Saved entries
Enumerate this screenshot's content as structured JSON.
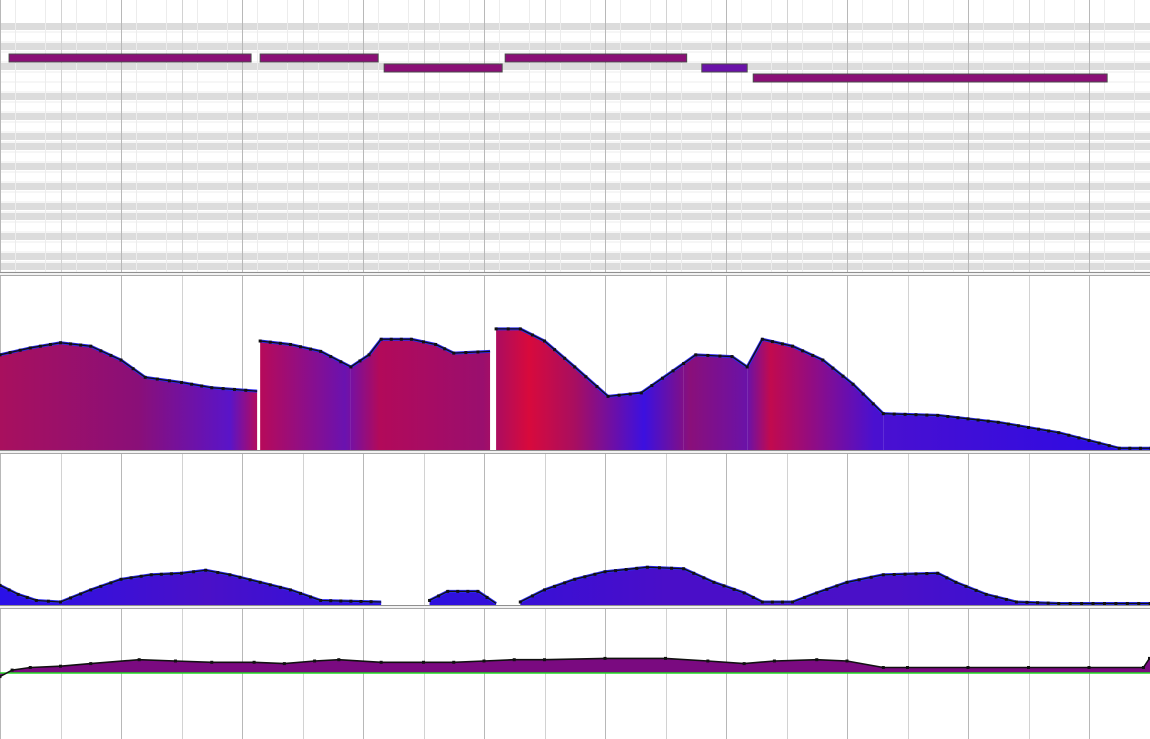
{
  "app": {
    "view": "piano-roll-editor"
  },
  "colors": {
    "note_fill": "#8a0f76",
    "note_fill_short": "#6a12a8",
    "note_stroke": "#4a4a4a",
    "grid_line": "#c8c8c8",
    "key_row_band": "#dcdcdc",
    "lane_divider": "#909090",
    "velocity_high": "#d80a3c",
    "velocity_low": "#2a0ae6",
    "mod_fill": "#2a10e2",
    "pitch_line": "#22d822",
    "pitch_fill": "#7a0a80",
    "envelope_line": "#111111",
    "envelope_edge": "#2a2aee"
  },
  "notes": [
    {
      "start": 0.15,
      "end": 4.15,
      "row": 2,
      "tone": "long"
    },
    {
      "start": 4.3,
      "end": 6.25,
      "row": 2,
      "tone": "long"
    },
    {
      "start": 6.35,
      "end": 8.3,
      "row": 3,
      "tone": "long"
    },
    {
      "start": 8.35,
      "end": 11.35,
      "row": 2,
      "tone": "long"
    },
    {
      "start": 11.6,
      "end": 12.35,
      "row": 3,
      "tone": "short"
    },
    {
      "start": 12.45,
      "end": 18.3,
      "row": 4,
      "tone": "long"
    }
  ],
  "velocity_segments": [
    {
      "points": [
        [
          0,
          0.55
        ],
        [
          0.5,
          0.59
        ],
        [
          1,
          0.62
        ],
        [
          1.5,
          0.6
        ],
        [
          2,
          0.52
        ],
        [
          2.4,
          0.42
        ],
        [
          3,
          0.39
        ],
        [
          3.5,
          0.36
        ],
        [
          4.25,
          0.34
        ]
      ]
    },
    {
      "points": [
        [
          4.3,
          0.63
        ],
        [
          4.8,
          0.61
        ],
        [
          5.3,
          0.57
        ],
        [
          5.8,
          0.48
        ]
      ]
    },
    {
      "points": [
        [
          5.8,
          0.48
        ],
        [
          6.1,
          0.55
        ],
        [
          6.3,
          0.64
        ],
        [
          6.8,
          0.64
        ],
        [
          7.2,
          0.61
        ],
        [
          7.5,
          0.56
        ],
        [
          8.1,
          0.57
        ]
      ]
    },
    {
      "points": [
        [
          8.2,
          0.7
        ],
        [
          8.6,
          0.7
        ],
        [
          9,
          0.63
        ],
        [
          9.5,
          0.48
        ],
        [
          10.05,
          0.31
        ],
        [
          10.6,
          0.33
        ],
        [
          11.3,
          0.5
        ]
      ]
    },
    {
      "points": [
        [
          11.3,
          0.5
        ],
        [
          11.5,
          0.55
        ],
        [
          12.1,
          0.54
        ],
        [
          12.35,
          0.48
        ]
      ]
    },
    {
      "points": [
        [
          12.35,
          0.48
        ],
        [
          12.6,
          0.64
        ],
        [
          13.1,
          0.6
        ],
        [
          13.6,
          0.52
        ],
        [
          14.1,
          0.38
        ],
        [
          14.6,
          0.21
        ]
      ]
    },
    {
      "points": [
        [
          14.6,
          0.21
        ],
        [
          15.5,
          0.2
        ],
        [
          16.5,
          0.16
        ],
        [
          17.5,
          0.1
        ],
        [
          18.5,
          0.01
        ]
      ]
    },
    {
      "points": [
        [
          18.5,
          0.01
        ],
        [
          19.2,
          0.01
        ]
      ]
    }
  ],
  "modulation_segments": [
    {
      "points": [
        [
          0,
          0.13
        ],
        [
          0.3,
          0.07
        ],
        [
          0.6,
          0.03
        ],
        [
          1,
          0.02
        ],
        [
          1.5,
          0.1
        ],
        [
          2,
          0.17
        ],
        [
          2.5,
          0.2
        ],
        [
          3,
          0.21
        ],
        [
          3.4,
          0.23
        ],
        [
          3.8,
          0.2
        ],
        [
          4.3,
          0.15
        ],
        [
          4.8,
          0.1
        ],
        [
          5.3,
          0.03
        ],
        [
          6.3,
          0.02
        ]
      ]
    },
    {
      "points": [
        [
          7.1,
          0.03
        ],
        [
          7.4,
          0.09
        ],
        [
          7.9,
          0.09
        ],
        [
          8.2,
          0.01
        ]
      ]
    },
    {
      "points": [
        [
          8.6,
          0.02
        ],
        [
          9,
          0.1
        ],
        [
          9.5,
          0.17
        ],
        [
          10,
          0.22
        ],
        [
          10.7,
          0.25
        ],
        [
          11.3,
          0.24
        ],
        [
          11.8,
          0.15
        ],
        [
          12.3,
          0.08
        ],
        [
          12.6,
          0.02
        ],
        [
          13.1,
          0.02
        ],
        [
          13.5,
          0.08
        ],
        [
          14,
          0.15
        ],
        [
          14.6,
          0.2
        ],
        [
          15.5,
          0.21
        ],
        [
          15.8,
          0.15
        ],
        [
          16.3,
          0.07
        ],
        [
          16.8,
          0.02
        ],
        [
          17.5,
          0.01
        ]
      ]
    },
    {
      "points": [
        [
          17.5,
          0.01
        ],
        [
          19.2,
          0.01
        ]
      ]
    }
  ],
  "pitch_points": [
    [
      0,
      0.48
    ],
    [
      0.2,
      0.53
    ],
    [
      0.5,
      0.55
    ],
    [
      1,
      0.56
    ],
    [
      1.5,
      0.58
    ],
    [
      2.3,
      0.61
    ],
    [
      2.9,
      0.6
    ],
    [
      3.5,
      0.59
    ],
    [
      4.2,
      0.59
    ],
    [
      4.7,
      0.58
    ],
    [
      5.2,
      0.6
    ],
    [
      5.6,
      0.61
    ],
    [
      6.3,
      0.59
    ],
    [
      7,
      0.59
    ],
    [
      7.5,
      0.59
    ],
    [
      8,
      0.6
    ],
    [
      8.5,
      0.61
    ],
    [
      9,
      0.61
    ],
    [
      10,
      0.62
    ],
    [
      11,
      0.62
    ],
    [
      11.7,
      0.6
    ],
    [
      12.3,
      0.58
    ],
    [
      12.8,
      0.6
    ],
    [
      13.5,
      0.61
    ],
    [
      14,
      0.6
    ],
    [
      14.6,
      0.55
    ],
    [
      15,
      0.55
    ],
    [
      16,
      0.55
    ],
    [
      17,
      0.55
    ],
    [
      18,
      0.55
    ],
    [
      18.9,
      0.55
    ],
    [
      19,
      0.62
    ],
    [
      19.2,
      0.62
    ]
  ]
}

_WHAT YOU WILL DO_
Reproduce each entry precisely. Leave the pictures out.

_EXERCISE ANSWER_
Enumerate this screenshot's content as structured JSON.
{
  "app": {
    "view": "piano-roll-editor"
  },
  "colors": {
    "note_fill": "#8a0f76",
    "note_fill_short": "#6a12a8",
    "note_stroke": "#4a4a4a",
    "grid_line": "#c8c8c8",
    "key_row_band": "#dcdcdc",
    "lane_divider": "#909090",
    "velocity_high": "#d80a3c",
    "velocity_low": "#2a0ae6",
    "mod_fill": "#2a10e2",
    "pitch_line": "#22d822",
    "pitch_fill": "#7a0a80",
    "envelope_line": "#111111",
    "envelope_edge": "#2a2aee"
  },
  "notes": [
    {
      "start": 0.15,
      "end": 4.15,
      "row": 2,
      "tone": "long"
    },
    {
      "start": 4.3,
      "end": 6.25,
      "row": 2,
      "tone": "long"
    },
    {
      "start": 6.35,
      "end": 8.3,
      "row": 3,
      "tone": "long"
    },
    {
      "start": 8.35,
      "end": 11.35,
      "row": 2,
      "tone": "long"
    },
    {
      "start": 11.6,
      "end": 12.35,
      "row": 3,
      "tone": "short"
    },
    {
      "start": 12.45,
      "end": 18.3,
      "row": 4,
      "tone": "long"
    }
  ],
  "velocity_segments": [
    {
      "points": [
        [
          0,
          0.55
        ],
        [
          0.5,
          0.59
        ],
        [
          1,
          0.62
        ],
        [
          1.5,
          0.6
        ],
        [
          2,
          0.52
        ],
        [
          2.4,
          0.42
        ],
        [
          3,
          0.39
        ],
        [
          3.5,
          0.36
        ],
        [
          4.25,
          0.34
        ]
      ]
    },
    {
      "points": [
        [
          4.3,
          0.63
        ],
        [
          4.8,
          0.61
        ],
        [
          5.3,
          0.57
        ],
        [
          5.8,
          0.48
        ]
      ]
    },
    {
      "points": [
        [
          5.8,
          0.48
        ],
        [
          6.1,
          0.55
        ],
        [
          6.3,
          0.64
        ],
        [
          6.8,
          0.64
        ],
        [
          7.2,
          0.61
        ],
        [
          7.5,
          0.56
        ],
        [
          8.1,
          0.57
        ]
      ]
    },
    {
      "points": [
        [
          8.2,
          0.7
        ],
        [
          8.6,
          0.7
        ],
        [
          9,
          0.63
        ],
        [
          9.5,
          0.48
        ],
        [
          10.05,
          0.31
        ],
        [
          10.6,
          0.33
        ],
        [
          11.3,
          0.5
        ]
      ]
    },
    {
      "points": [
        [
          11.3,
          0.5
        ],
        [
          11.5,
          0.55
        ],
        [
          12.1,
          0.54
        ],
        [
          12.35,
          0.48
        ]
      ]
    },
    {
      "points": [
        [
          12.35,
          0.48
        ],
        [
          12.6,
          0.64
        ],
        [
          13.1,
          0.6
        ],
        [
          13.6,
          0.52
        ],
        [
          14.1,
          0.38
        ],
        [
          14.6,
          0.21
        ]
      ]
    },
    {
      "points": [
        [
          14.6,
          0.21
        ],
        [
          15.5,
          0.2
        ],
        [
          16.5,
          0.16
        ],
        [
          17.5,
          0.1
        ],
        [
          18.5,
          0.01
        ]
      ]
    },
    {
      "points": [
        [
          18.5,
          0.01
        ],
        [
          19.2,
          0.01
        ]
      ]
    }
  ],
  "modulation_segments": [
    {
      "points": [
        [
          0,
          0.13
        ],
        [
          0.3,
          0.07
        ],
        [
          0.6,
          0.03
        ],
        [
          1,
          0.02
        ],
        [
          1.5,
          0.1
        ],
        [
          2,
          0.17
        ],
        [
          2.5,
          0.2
        ],
        [
          3,
          0.21
        ],
        [
          3.4,
          0.23
        ],
        [
          3.8,
          0.2
        ],
        [
          4.3,
          0.15
        ],
        [
          4.8,
          0.1
        ],
        [
          5.3,
          0.03
        ],
        [
          6.3,
          0.02
        ]
      ]
    },
    {
      "points": [
        [
          7.1,
          0.03
        ],
        [
          7.4,
          0.09
        ],
        [
          7.9,
          0.09
        ],
        [
          8.2,
          0.01
        ]
      ]
    },
    {
      "points": [
        [
          8.6,
          0.02
        ],
        [
          9,
          0.1
        ],
        [
          9.5,
          0.17
        ],
        [
          10,
          0.22
        ],
        [
          10.7,
          0.25
        ],
        [
          11.3,
          0.24
        ],
        [
          11.8,
          0.15
        ],
        [
          12.3,
          0.08
        ],
        [
          12.6,
          0.02
        ],
        [
          13.1,
          0.02
        ],
        [
          13.5,
          0.08
        ],
        [
          14,
          0.15
        ],
        [
          14.6,
          0.2
        ],
        [
          15.5,
          0.21
        ],
        [
          15.8,
          0.15
        ],
        [
          16.3,
          0.07
        ],
        [
          16.8,
          0.02
        ],
        [
          17.5,
          0.01
        ]
      ]
    },
    {
      "points": [
        [
          17.5,
          0.01
        ],
        [
          19.2,
          0.01
        ]
      ]
    }
  ],
  "pitch_points": [
    [
      0,
      0.48
    ],
    [
      0.2,
      0.53
    ],
    [
      0.5,
      0.55
    ],
    [
      1,
      0.56
    ],
    [
      1.5,
      0.58
    ],
    [
      2.3,
      0.61
    ],
    [
      2.9,
      0.6
    ],
    [
      3.5,
      0.59
    ],
    [
      4.2,
      0.59
    ],
    [
      4.7,
      0.58
    ],
    [
      5.2,
      0.6
    ],
    [
      5.6,
      0.61
    ],
    [
      6.3,
      0.59
    ],
    [
      7,
      0.59
    ],
    [
      7.5,
      0.59
    ],
    [
      8,
      0.6
    ],
    [
      8.5,
      0.61
    ],
    [
      9,
      0.61
    ],
    [
      10,
      0.62
    ],
    [
      11,
      0.62
    ],
    [
      11.7,
      0.6
    ],
    [
      12.3,
      0.58
    ],
    [
      12.8,
      0.6
    ],
    [
      13.5,
      0.61
    ],
    [
      14,
      0.6
    ],
    [
      14.6,
      0.55
    ],
    [
      15,
      0.55
    ],
    [
      16,
      0.55
    ],
    [
      17,
      0.55
    ],
    [
      18,
      0.55
    ],
    [
      18.9,
      0.55
    ],
    [
      19,
      0.62
    ],
    [
      19.2,
      0.62
    ]
  ]
}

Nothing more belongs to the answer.